» Task statement
An exact copy of every line from the one holding "Extract the structured" to the end of the entries below is required; leave the pictures out.

» Component data from apps and pages

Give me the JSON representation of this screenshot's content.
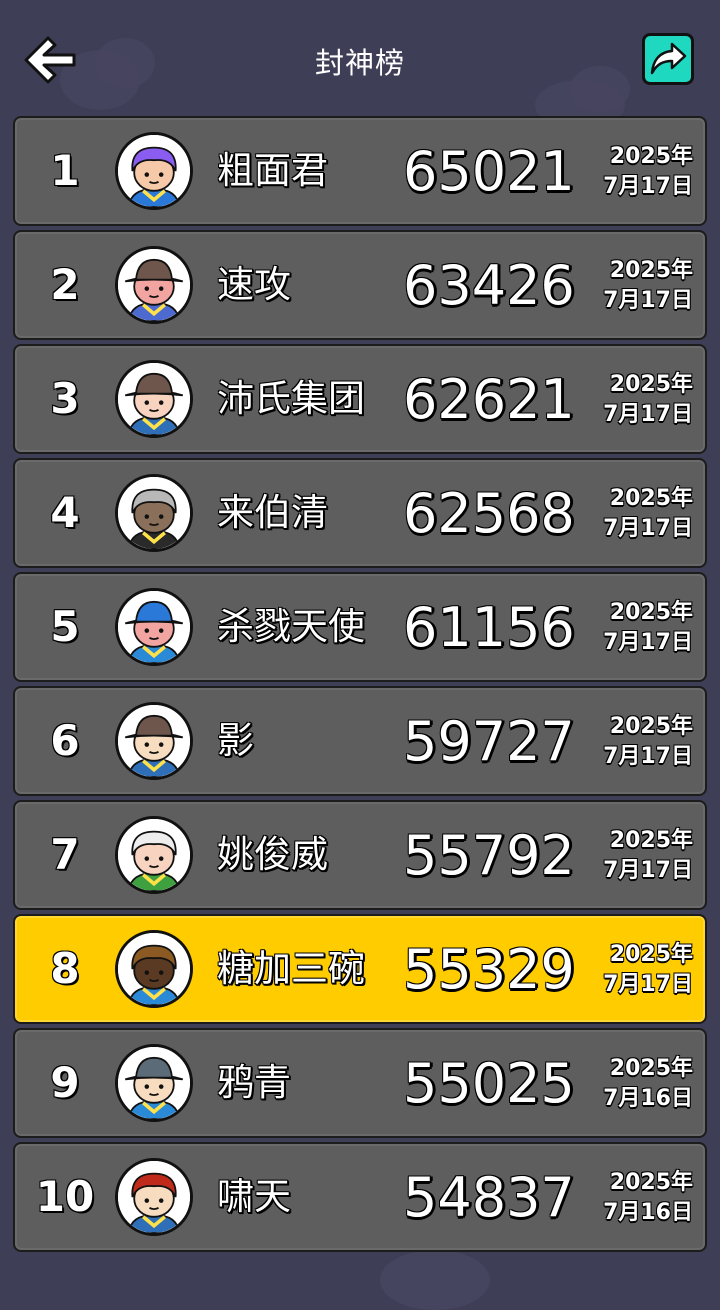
{
  "header": {
    "title": "封神榜",
    "back_icon": "back-arrow-icon",
    "share_icon": "share-arrow-icon"
  },
  "colors": {
    "background": "#3f3e57",
    "row": "#5e5e5e",
    "highlight_row": "#ffcc00",
    "share_button": "#1ed8c0"
  },
  "leaderboard": [
    {
      "rank": "1",
      "name": "粗面君",
      "score": "65021",
      "date_year": "2025年",
      "date_day": "7月17日",
      "avatar": "purple-hair-avatar",
      "highlight": false
    },
    {
      "rank": "2",
      "name": "速攻",
      "score": "63426",
      "date_year": "2025年",
      "date_day": "7月17日",
      "avatar": "brown-hat-avatar",
      "highlight": false
    },
    {
      "rank": "3",
      "name": "沛氏集团",
      "score": "62621",
      "date_year": "2025年",
      "date_day": "7月17日",
      "avatar": "brown-hat-blush-avatar",
      "highlight": false
    },
    {
      "rank": "4",
      "name": "来伯清",
      "score": "62568",
      "date_year": "2025年",
      "date_day": "7月17日",
      "avatar": "grey-hair-avatar",
      "highlight": false
    },
    {
      "rank": "5",
      "name": "杀戮天使",
      "score": "61156",
      "date_year": "2025年",
      "date_day": "7月17日",
      "avatar": "blue-helmet-avatar",
      "highlight": false
    },
    {
      "rank": "6",
      "name": "影",
      "score": "59727",
      "date_year": "2025年",
      "date_day": "7月17日",
      "avatar": "brown-hat-blonde-avatar",
      "highlight": false
    },
    {
      "rank": "7",
      "name": "姚俊威",
      "score": "55792",
      "date_year": "2025年",
      "date_day": "7月17日",
      "avatar": "white-hair-glasses-avatar",
      "highlight": false
    },
    {
      "rank": "8",
      "name": "糖加三碗",
      "score": "55329",
      "date_year": "2025年",
      "date_day": "7月17日",
      "avatar": "brown-hair-dark-skin-avatar",
      "highlight": true
    },
    {
      "rank": "9",
      "name": "鸦青",
      "score": "55025",
      "date_year": "2025年",
      "date_day": "7月16日",
      "avatar": "grey-hat-avatar",
      "highlight": false
    },
    {
      "rank": "10",
      "name": "啸天",
      "score": "54837",
      "date_year": "2025年",
      "date_day": "7月16日",
      "avatar": "red-hair-avatar",
      "highlight": false
    }
  ]
}
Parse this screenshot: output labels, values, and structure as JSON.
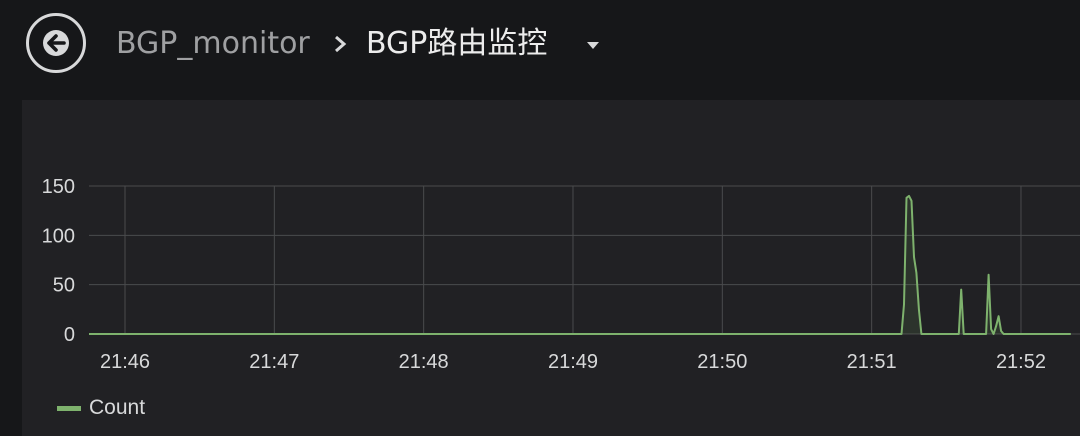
{
  "header": {
    "parent": "BGP_monitor",
    "title": "BGP路由监控"
  },
  "colors": {
    "background": "#161719",
    "panel": "#212124",
    "series": "#7eb26d",
    "grid": "#4a4b4d",
    "text": "#d8d9da"
  },
  "chart_data": {
    "type": "line",
    "title": "",
    "xlabel": "",
    "ylabel": "",
    "ylim": [
      0,
      150
    ],
    "y_ticks": [
      "0",
      "50",
      "100",
      "150"
    ],
    "x_ticks": [
      "21:46",
      "21:47",
      "21:48",
      "21:49",
      "21:50",
      "21:51",
      "21:52"
    ],
    "grid": true,
    "legend": "bottom-left",
    "series": [
      {
        "name": "Count",
        "color": "#7eb26d",
        "x": [
          "21:45:40",
          "21:46",
          "21:47",
          "21:48",
          "21:49",
          "21:50",
          "21:51",
          "21:51:12",
          "21:51:13",
          "21:51:14",
          "21:51:15",
          "21:51:16",
          "21:51:17",
          "21:51:18",
          "21:51:19",
          "21:51:20",
          "21:51:21",
          "21:51:22",
          "21:51:35",
          "21:51:36",
          "21:51:37",
          "21:51:38",
          "21:51:46",
          "21:51:47",
          "21:51:48",
          "21:51:49",
          "21:51:50",
          "21:51:51",
          "21:51:52",
          "21:51:53",
          "21:51:54",
          "21:52",
          "21:52:20"
        ],
        "values": [
          0,
          0,
          0,
          0,
          0,
          0,
          0,
          0,
          30,
          138,
          140,
          135,
          78,
          62,
          25,
          0,
          0,
          0,
          0,
          45,
          0,
          0,
          0,
          60,
          5,
          0,
          8,
          18,
          3,
          0,
          0,
          0,
          0
        ]
      }
    ]
  }
}
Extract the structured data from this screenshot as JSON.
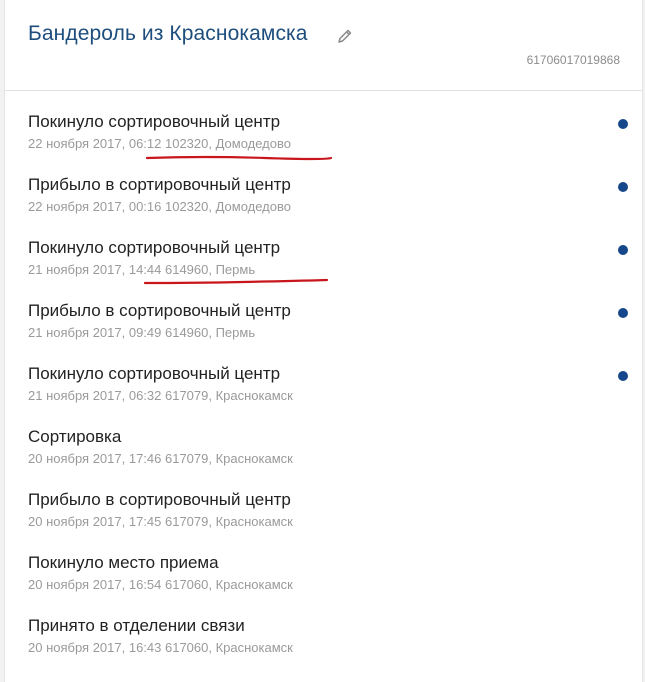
{
  "header": {
    "title": "Бандероль из Краснокамска",
    "track_number": "61706017019868"
  },
  "events": [
    {
      "title": "Покинуло сортировочный центр",
      "details": "22 ноября 2017, 06:12 102320, Домодедово",
      "status": "active"
    },
    {
      "title": "Прибыло в сортировочный центр",
      "details": "22 ноября 2017, 00:16 102320, Домодедово",
      "status": "active"
    },
    {
      "title": "Покинуло сортировочный центр",
      "details": "21 ноября 2017, 14:44 614960, Пермь",
      "status": "active"
    },
    {
      "title": "Прибыло в сортировочный центр",
      "details": "21 ноября 2017, 09:49 614960, Пермь",
      "status": "active"
    },
    {
      "title": "Покинуло сортировочный центр",
      "details": "21 ноября 2017, 06:32 617079, Краснокамск",
      "status": "active"
    },
    {
      "title": "Сортировка",
      "details": "20 ноября 2017, 17:46 617079, Краснокамск",
      "status": "none"
    },
    {
      "title": "Прибыло в сортировочный центр",
      "details": "20 ноября 2017, 17:45 617079, Краснокамск",
      "status": "none"
    },
    {
      "title": "Покинуло место приема",
      "details": "20 ноября 2017, 16:54 617060, Краснокамск",
      "status": "none"
    },
    {
      "title": "Принято в отделении связи",
      "details": "20 ноября 2017, 16:43 617060, Краснокамск",
      "status": "none"
    }
  ],
  "colors": {
    "title": "#1d4e7d",
    "status_dot": "#16478a",
    "annotation_underline": "#c8161c"
  },
  "icons": {
    "edit": "pencil-icon"
  }
}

» Exercise response
Extract the structured data from this screenshot as JSON.
{
  "header": {
    "title": "Бандероль из Краснокамска",
    "track_number": "61706017019868"
  },
  "events": [
    {
      "title": "Покинуло сортировочный центр",
      "details": "22 ноября 2017, 06:12 102320, Домодедово",
      "status": "active"
    },
    {
      "title": "Прибыло в сортировочный центр",
      "details": "22 ноября 2017, 00:16 102320, Домодедово",
      "status": "active"
    },
    {
      "title": "Покинуло сортировочный центр",
      "details": "21 ноября 2017, 14:44 614960, Пермь",
      "status": "active"
    },
    {
      "title": "Прибыло в сортировочный центр",
      "details": "21 ноября 2017, 09:49 614960, Пермь",
      "status": "active"
    },
    {
      "title": "Покинуло сортировочный центр",
      "details": "21 ноября 2017, 06:32 617079, Краснокамск",
      "status": "active"
    },
    {
      "title": "Сортировка",
      "details": "20 ноября 2017, 17:46 617079, Краснокамск",
      "status": "none"
    },
    {
      "title": "Прибыло в сортировочный центр",
      "details": "20 ноября 2017, 17:45 617079, Краснокамск",
      "status": "none"
    },
    {
      "title": "Покинуло место приема",
      "details": "20 ноября 2017, 16:54 617060, Краснокамск",
      "status": "none"
    },
    {
      "title": "Принято в отделении связи",
      "details": "20 ноября 2017, 16:43 617060, Краснокамск",
      "status": "none"
    }
  ],
  "colors": {
    "title": "#1d4e7d",
    "status_dot": "#16478a",
    "annotation_underline": "#c8161c"
  },
  "icons": {
    "edit": "pencil-icon"
  }
}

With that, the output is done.